### [AIM OF THE TASK]
Check each line below for the word "this", and copy those that have it.

● ● ● ●

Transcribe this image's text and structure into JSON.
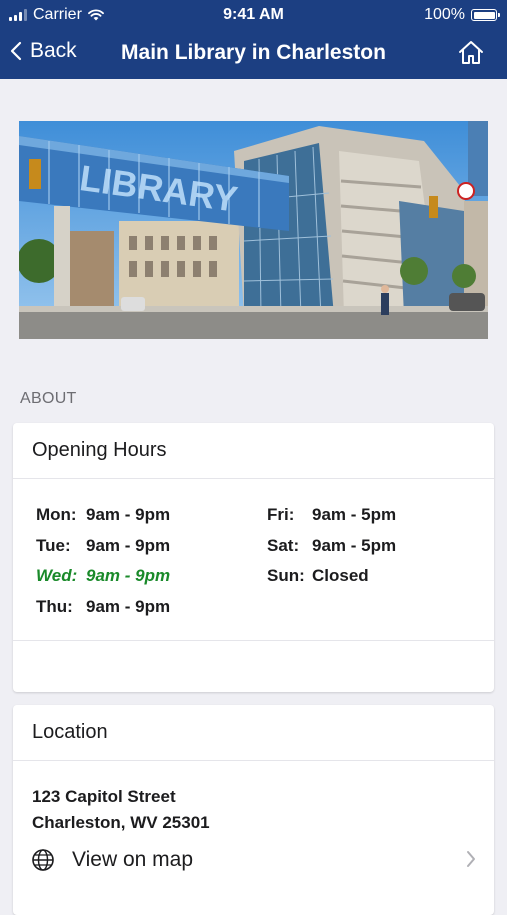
{
  "status_bar": {
    "carrier": "Carrier",
    "time": "9:41 AM",
    "battery": "100%"
  },
  "nav": {
    "back_label": "Back",
    "title": "Main Library in Charleston",
    "home_icon": "home-icon"
  },
  "hero": {
    "sign_text": "LIBRARY"
  },
  "about": {
    "section_label": "ABOUT",
    "hours": {
      "title": "Opening Hours",
      "left": [
        {
          "day": "Mon:",
          "time": "9am - 9pm"
        },
        {
          "day": "Tue:",
          "time": "9am - 9pm"
        },
        {
          "day": "Wed:",
          "time": "9am - 9pm"
        },
        {
          "day": "Thu:",
          "time": "9am - 9pm"
        }
      ],
      "right": [
        {
          "day": "Fri:",
          "time": "9am - 5pm"
        },
        {
          "day": "Sat:",
          "time": "9am - 5pm"
        },
        {
          "day": "Sun:",
          "time": "Closed"
        }
      ],
      "today": "Wed",
      "today_color": "#1a8a2a"
    },
    "location": {
      "title": "Location",
      "address_line1": "123 Capitol Street",
      "address_line2": "Charleston, WV 25301",
      "map_link": "View on map"
    }
  },
  "colors": {
    "nav_bg": "#1c3f82",
    "page_bg": "#efeff4"
  }
}
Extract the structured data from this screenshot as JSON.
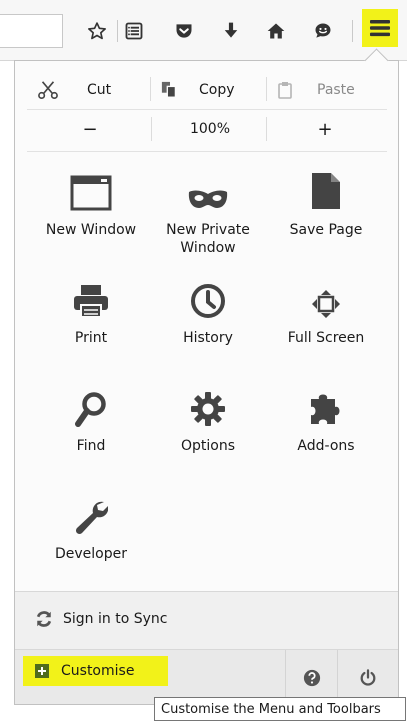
{
  "toolbar": {
    "buttons": [
      {
        "name": "bookmark-star-icon"
      },
      {
        "name": "bookmarks-list-icon"
      },
      {
        "name": "pocket-icon"
      },
      {
        "name": "downloads-icon"
      },
      {
        "name": "home-icon"
      },
      {
        "name": "hello-chat-icon"
      },
      {
        "name": "menu-hamburger-icon"
      }
    ],
    "highlight_color": "#f2f219"
  },
  "menu": {
    "edit": {
      "cut": "Cut",
      "copy": "Copy",
      "paste": "Paste"
    },
    "zoom": {
      "minus": "−",
      "level": "100%",
      "plus": "+"
    },
    "items": [
      {
        "label": "New Window",
        "icon": "new-window-icon"
      },
      {
        "label": "New Private\nWindow",
        "icon": "private-mask-icon"
      },
      {
        "label": "Save Page",
        "icon": "save-page-icon"
      },
      {
        "label": "Print",
        "icon": "print-icon"
      },
      {
        "label": "History",
        "icon": "history-clock-icon"
      },
      {
        "label": "Full Screen",
        "icon": "full-screen-icon"
      },
      {
        "label": "Find",
        "icon": "find-magnifier-icon"
      },
      {
        "label": "Options",
        "icon": "options-gear-icon"
      },
      {
        "label": "Add-ons",
        "icon": "addons-puzzle-icon"
      },
      {
        "label": "Developer",
        "icon": "developer-wrench-icon"
      }
    ],
    "sync_label": "Sign in to Sync",
    "customise_label": "Customise"
  },
  "tooltip": "Customise the Menu and Toolbars"
}
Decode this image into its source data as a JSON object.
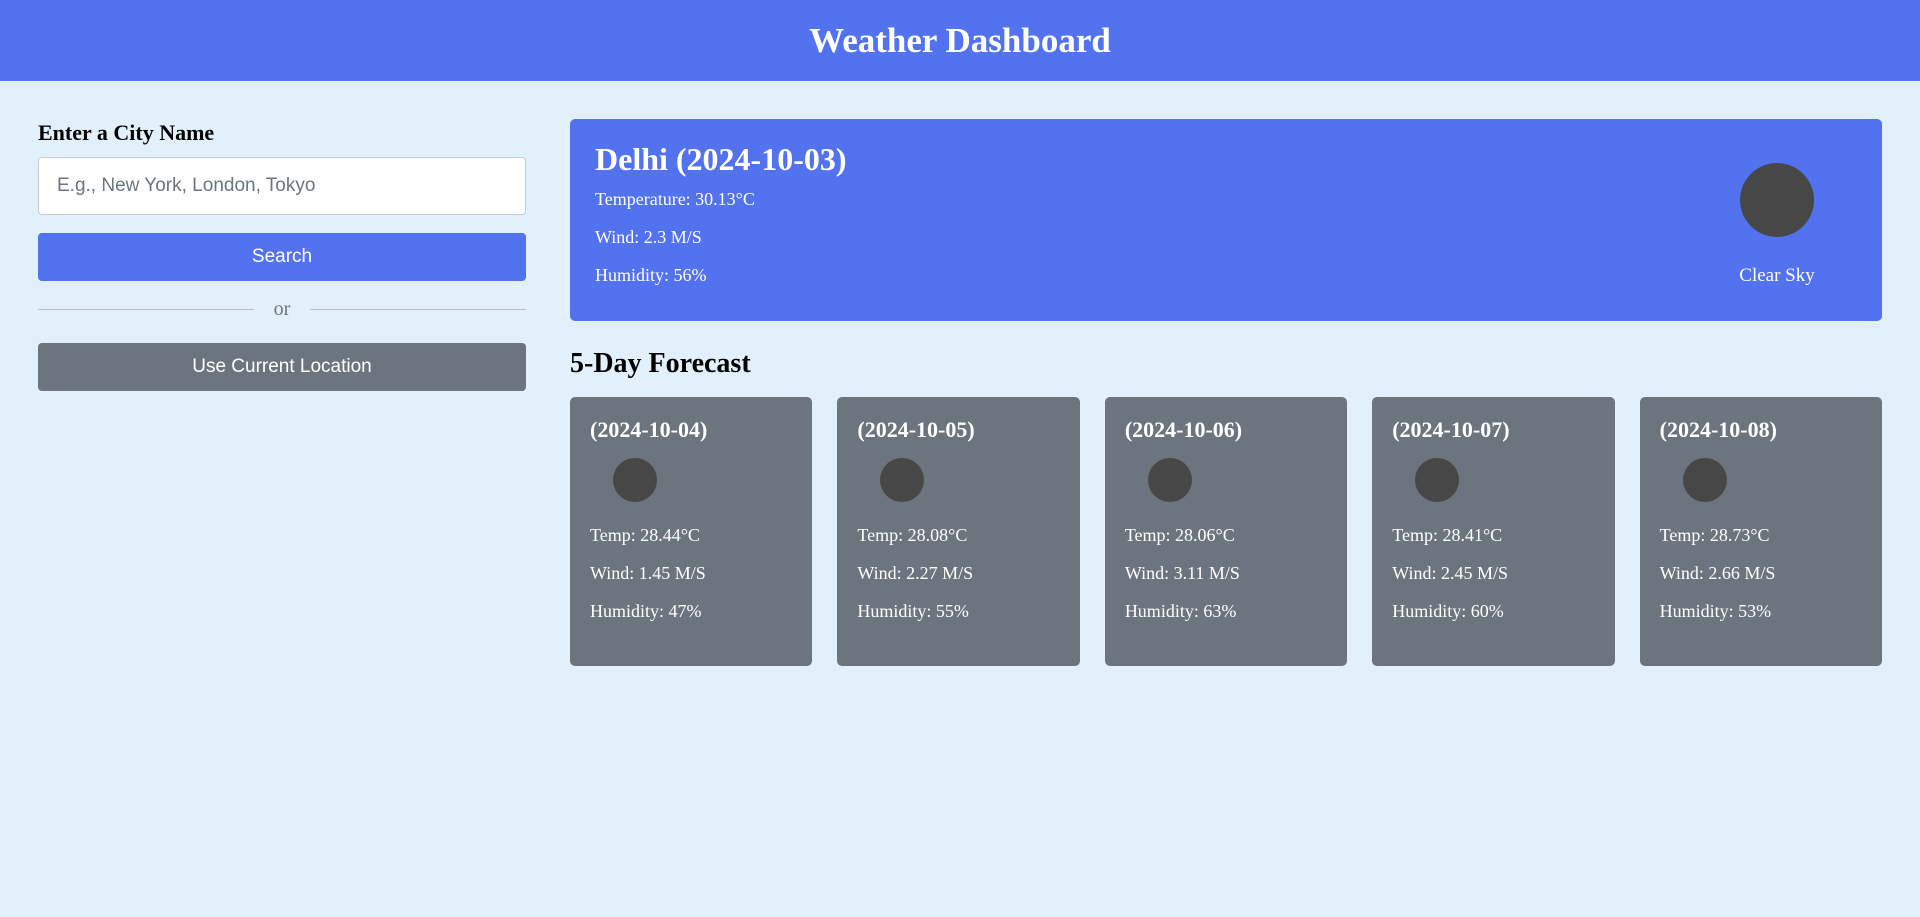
{
  "header": {
    "title": "Weather Dashboard"
  },
  "sidebar": {
    "heading": "Enter a City Name",
    "input_placeholder": "E.g., New York, London, Tokyo",
    "input_value": "",
    "search_label": "Search",
    "separator_text": "or",
    "location_label": "Use Current Location"
  },
  "current": {
    "title": "Delhi (2024-10-03)",
    "temperature": "Temperature: 30.13°C",
    "wind": "Wind: 2.3 M/S",
    "humidity": "Humidity: 56%",
    "description": "Clear Sky",
    "icon": "weather-icon"
  },
  "forecast": {
    "title": "5-Day Forecast",
    "days": [
      {
        "date": "(2024-10-04)",
        "temp": "Temp: 28.44°C",
        "wind": "Wind: 1.45 M/S",
        "humidity": "Humidity: 47%"
      },
      {
        "date": "(2024-10-05)",
        "temp": "Temp: 28.08°C",
        "wind": "Wind: 2.27 M/S",
        "humidity": "Humidity: 55%"
      },
      {
        "date": "(2024-10-06)",
        "temp": "Temp: 28.06°C",
        "wind": "Wind: 3.11 M/S",
        "humidity": "Humidity: 63%"
      },
      {
        "date": "(2024-10-07)",
        "temp": "Temp: 28.41°C",
        "wind": "Wind: 2.45 M/S",
        "humidity": "Humidity: 60%"
      },
      {
        "date": "(2024-10-08)",
        "temp": "Temp: 28.73°C",
        "wind": "Wind: 2.66 M/S",
        "humidity": "Humidity: 53%"
      }
    ]
  },
  "colors": {
    "primary": "#5372f0",
    "secondary": "#6c757d",
    "background": "#e2f0fb",
    "icon_placeholder": "#474747"
  }
}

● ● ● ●

### [EXERCISE RESULT]
Transcribe this image's text and structure into JSON.
Extract the structured data from this screenshot as JSON.
Decode this image into its source data as a JSON object.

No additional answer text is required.